The Enchanted cradle for Abuelo story
Yesterday I submitted my middle-grade chapter book to a literary agency. The story emerged from real-life experiences of building a neo-azteca cradle for our first grandkid. The love of that project transformed, not magically, into the passion of writing a kid's tale of fantasy. That's happened to me before, but never so directly.
|my cradle, done w/o nagual assistance|
An impetous thirteenish Aztec nagual-spirit helps old Abuelo to build a neo-Aztec cradle for his first grandkid. It's got spiders, a bulldog, a spunky wife, chaneco-goblins, a riddle, tragedy, sacrifice, love--lots of kid's love--and plenty of magic. The ending should blow anybody's mind.

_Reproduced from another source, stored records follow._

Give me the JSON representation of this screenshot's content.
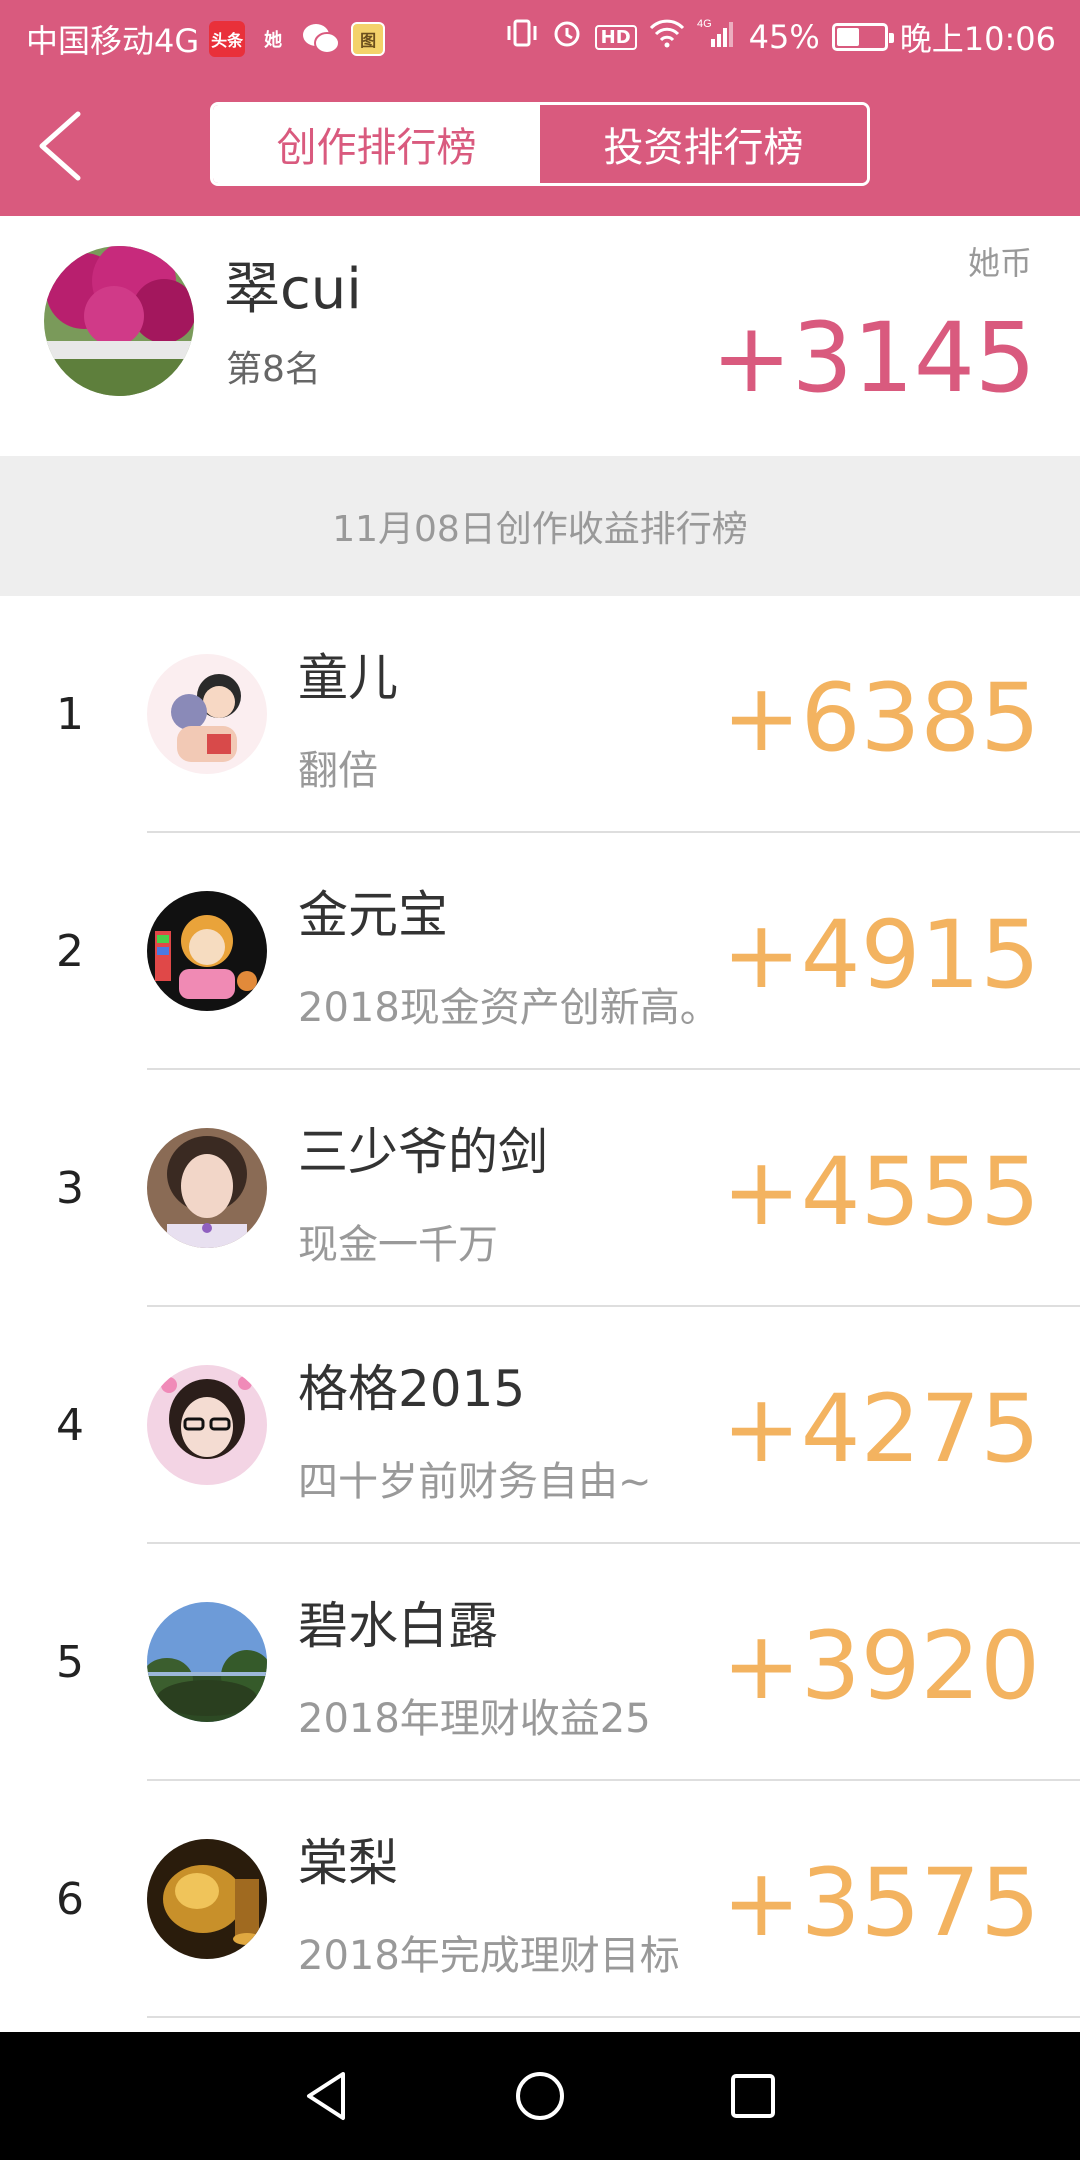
{
  "status_bar": {
    "carrier": "中国移动4G",
    "battery_text": "45%",
    "battery_level": 0.45,
    "time": "晚上10:06",
    "hd": "HD",
    "network": "4G",
    "app_icons": [
      "toutiao-icon",
      "ta-app-icon",
      "wechat-icon",
      "misc-app-icon"
    ],
    "status_icons": [
      "vibrate-icon",
      "alarm-icon",
      "hd-icon",
      "wifi-icon",
      "signal-icon",
      "battery-icon"
    ]
  },
  "header": {
    "back_icon": "chevron-left-icon",
    "tabs": [
      {
        "label": "创作排行榜",
        "active": true
      },
      {
        "label": "投资排行榜",
        "active": false
      }
    ]
  },
  "me": {
    "name": "翠cui",
    "rank": "第8名",
    "coin_label": "她币",
    "score": "+3145"
  },
  "date_banner": "11月08日创作收益排行榜",
  "ranking": [
    {
      "rank": "1",
      "name": "童儿",
      "motto": "翻倍",
      "score": "+6385"
    },
    {
      "rank": "2",
      "name": "金元宝",
      "motto": "2018现金资产创新高。",
      "score": "+4915"
    },
    {
      "rank": "3",
      "name": "三少爷的剑",
      "motto": "现金一千万",
      "score": "+4555"
    },
    {
      "rank": "4",
      "name": "格格2015",
      "motto": "四十岁前财务自由~",
      "score": "+4275"
    },
    {
      "rank": "5",
      "name": "碧水白露",
      "motto": "2018年理财收益25",
      "score": "+3920"
    },
    {
      "rank": "6",
      "name": "棠梨",
      "motto": "2018年完成理财目标",
      "score": "+3575"
    }
  ],
  "colors": {
    "brand": "#d95a7e",
    "score_orange": "#f3b360",
    "banner_bg": "#eeeeee"
  },
  "nav": [
    "back-triangle-icon",
    "home-circle-icon",
    "recents-square-icon"
  ]
}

I want what every writer seeks: a manuscript turned into a book. A hard copy that my Nieto can read with me, in two languages, hopefully. With illustrations or photos not of my making. Like I said, what every writer seeks.
It'll be a month before I hear anything back. Meanwhile, like a good writer, I'll work on another story, revise an old one based on what I learned from this one, or a new one incorporating lessons learned. So, none of us needs to sit on the edge of our sillas or wait with abated breath. I'm optimistic, como siempre.

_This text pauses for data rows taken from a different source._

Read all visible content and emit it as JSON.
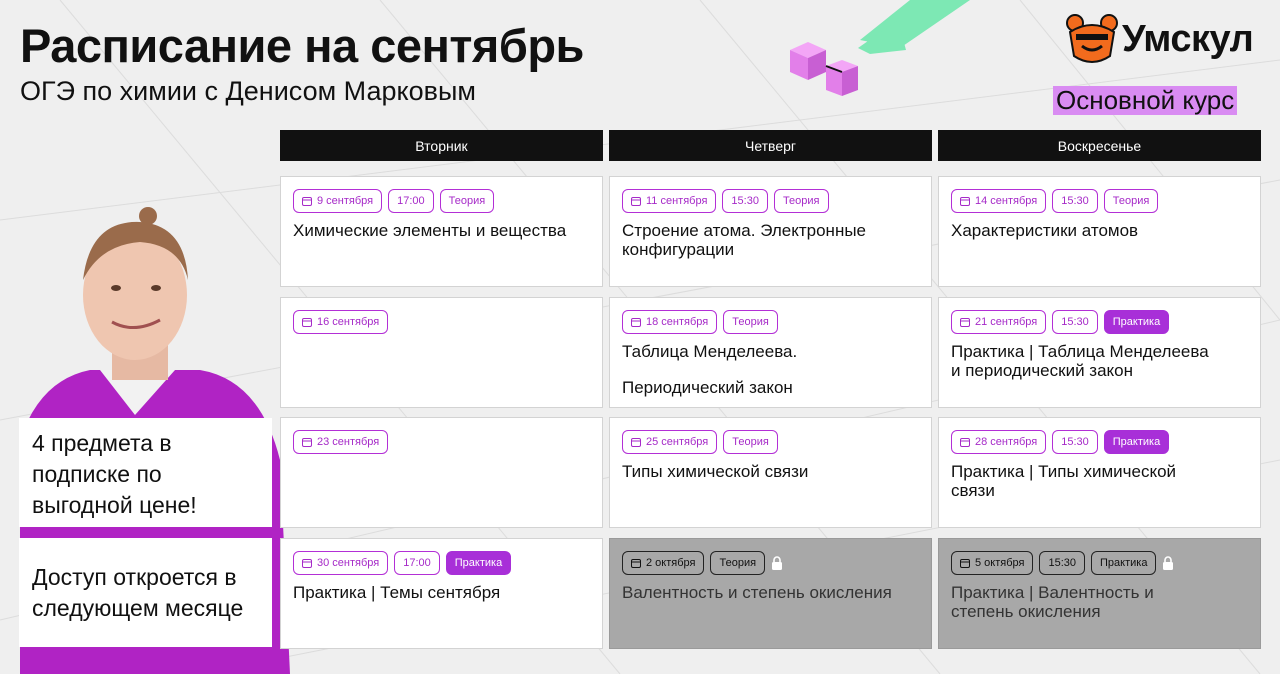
{
  "header": {
    "title": "Расписание на сентябрь",
    "subtitle": "ОГЭ по химии с Денисом Марковым"
  },
  "brand": {
    "logo_text": "Умскул",
    "course_label": "Основной курс",
    "accent": "#a82fd8",
    "highlight": "#d98cf2",
    "mascot_color": "#f26b1d"
  },
  "days": [
    "Вторник",
    "Четверг",
    "Воскресенье"
  ],
  "schedule": [
    [
      {
        "date": "9 сентября",
        "time": "17:00",
        "type": "Теория",
        "title": "Химические элементы и вещества",
        "title2": "",
        "locked": false,
        "practice": false
      },
      {
        "date": "16 сентября",
        "time": "",
        "type": "",
        "title": "",
        "title2": "",
        "locked": false,
        "practice": false
      },
      {
        "date": "23 сентября",
        "time": "",
        "type": "",
        "title": "",
        "title2": "",
        "locked": false,
        "practice": false
      },
      {
        "date": "30 сентября",
        "time": "17:00",
        "type": "Практика",
        "title": "Практика | Темы сентября",
        "title2": "",
        "locked": false,
        "practice": true
      }
    ],
    [
      {
        "date": "11 сентября",
        "time": "15:30",
        "type": "Теория",
        "title": "Строение атома. Электронные конфигурации",
        "title2": "",
        "locked": false,
        "practice": false
      },
      {
        "date": "18 сентября",
        "time": "",
        "type": "Теория",
        "title": "Таблица Менделеева.",
        "title2": "Периодический закон",
        "locked": false,
        "practice": false
      },
      {
        "date": "25 сентября",
        "time": "",
        "type": "Теория",
        "title": "Типы химической связи",
        "title2": "",
        "locked": false,
        "practice": false
      },
      {
        "date": "2 октября",
        "time": "",
        "type": "Теория",
        "title": "Валентность и степень окисления",
        "title2": "",
        "locked": true,
        "practice": false
      }
    ],
    [
      {
        "date": "14 сентября",
        "time": "15:30",
        "type": "Теория",
        "title": "Характеристики атомов",
        "title2": "",
        "locked": false,
        "practice": false
      },
      {
        "date": "21 сентября",
        "time": "15:30",
        "type": "Практика",
        "title": "Практика | Таблица Менделеева и периодический закон",
        "title2": "",
        "locked": false,
        "practice": true
      },
      {
        "date": "28 сентября",
        "time": "15:30",
        "type": "Практика",
        "title": "Практика | Типы химической связи",
        "title2": "",
        "locked": false,
        "practice": true
      },
      {
        "date": "5 октября",
        "time": "15:30",
        "type": "Практика",
        "title": "Практика | Валентность и степень окисления",
        "title2": "",
        "locked": true,
        "practice": true
      }
    ]
  ],
  "promos": {
    "subscription": "4 предмета в подписке по выгодной цене!",
    "access": "Доступ откроется в следующем месяце"
  },
  "icons": {
    "calendar": "calendar-icon",
    "lock": "lock-icon",
    "logo": "bear-mascot-icon"
  }
}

|azteca glyphs on my cradle / right is a monkey I made a nagual|
Chapter books are usually published only as part of a series. But I have great ideas for at least three more in the series.
Storylines: 2. The nagual-spirit Nua will help toddler Nieto to not lose la vista sagrada, the vision all infants are born with that enables them to see, hear and feel the fantasy around them. That will be fun.
3. Nua prepares Nieto who's grown some, for his Abuelo's death. With that, I don't intend to do a tear-jerker.
4. Nieto turns 13, but his nagual companion has no experience with the opposite sex. Until a tweener female nagual enters his world, turning it inside out, literally.
I really want these to fruit. What any writer seeks. Vamos a ver.
If you're an ecowarrior of any level, if you're Latino of any kind--or if you want to link your work with theirs--and you're in the Denver area Oct. 15-17, you can attend most of these events for free. If you register online. I don't know where this group is headed, but most everyone knows where the climate will wind up. If we don't act as a single, rational species.
"The Americas Latino Eco-Festival (ALEF) is the largest multicultural environmental annual event of its kind leveraging Latino leadership for conservation gains. ALEF establishes a home for advocates and leaders from the leading organizations with Latino constituencies and environmental mandates.
"ALEF advocates for an integrated local and national conservation agenda committed to advancing Latinos' connections with nature and experience of the outdoors that in turn may inspire future stewardship of our natural resources. ALEF 2015 will launch an authoritative climate training program as well as call for actions on climate stewardship, land conservation, and the transition to renewable energies."
Blind submissions for Climate Fiction Short Story Contest
The following contest includes "blind submissions," which means the judges should have no idea about the authors submitting--their race, gender, literary history, etc. The idea is that the story stands on its own merits. This is good.
That U.S. contests even need to go this route indicates how prevalent prejudice is. This is bad. But at least ASU recognizes this and took this step.
From Arizona State University: "The Imagination and Climate Futures Initiative and the College for Liberal Arts and Sciences at ASU announce the 2016 Climate Fiction Short Story Contest, to be judged by science fiction legend Kim Stanley Robinson, along with other climate fiction experts from ASU.
"Grand-prize winner will be awarded $1000, with three additional finalists receiving book bundles signed by award-winning climate fiction author Paolo Bacigalupi. A collection of the best submissions will be published in an online anthology and considered for publication in the journal Issues in Science and Technology."
The stories should "envision the future of Earth and humanity as impacted by climate change; should reflect current scientific knowledge about future climate change, without prejudice to artistic freedom to exaggerate and invent fictional worlds; could reflect on a climate-related challenge that individuals, communities, organizations or societies face today."
Deadline is Jan. 15, 2016, finalists announced April, 2016. Read details here.
A dozen ways to improve your stories
Movie reviewer David Christopher Bell cracks me up, figuratively. I haven't seen all these movies--not at today's ticket prices--so I don't know I agree with all of his analysis. But his advice about storytelling made me rethink one that I'm working on. Read them and you'll see why. WARNING: contains foul language, disgusting metaphors and irreverent comparisons your mom wouldn't want to hear coming out of your mouth.
6 Reasons Movies Suck (That Hollywood Hasn't Figured Out)
6 Stupid Characters That Hollywood Now Puts In Every Movie
Es todo, hoy,
RudyG, a.k.a. children's fantasy author Rudy Ch. Garcia, waiting for rejection/acceptance of a great chapter book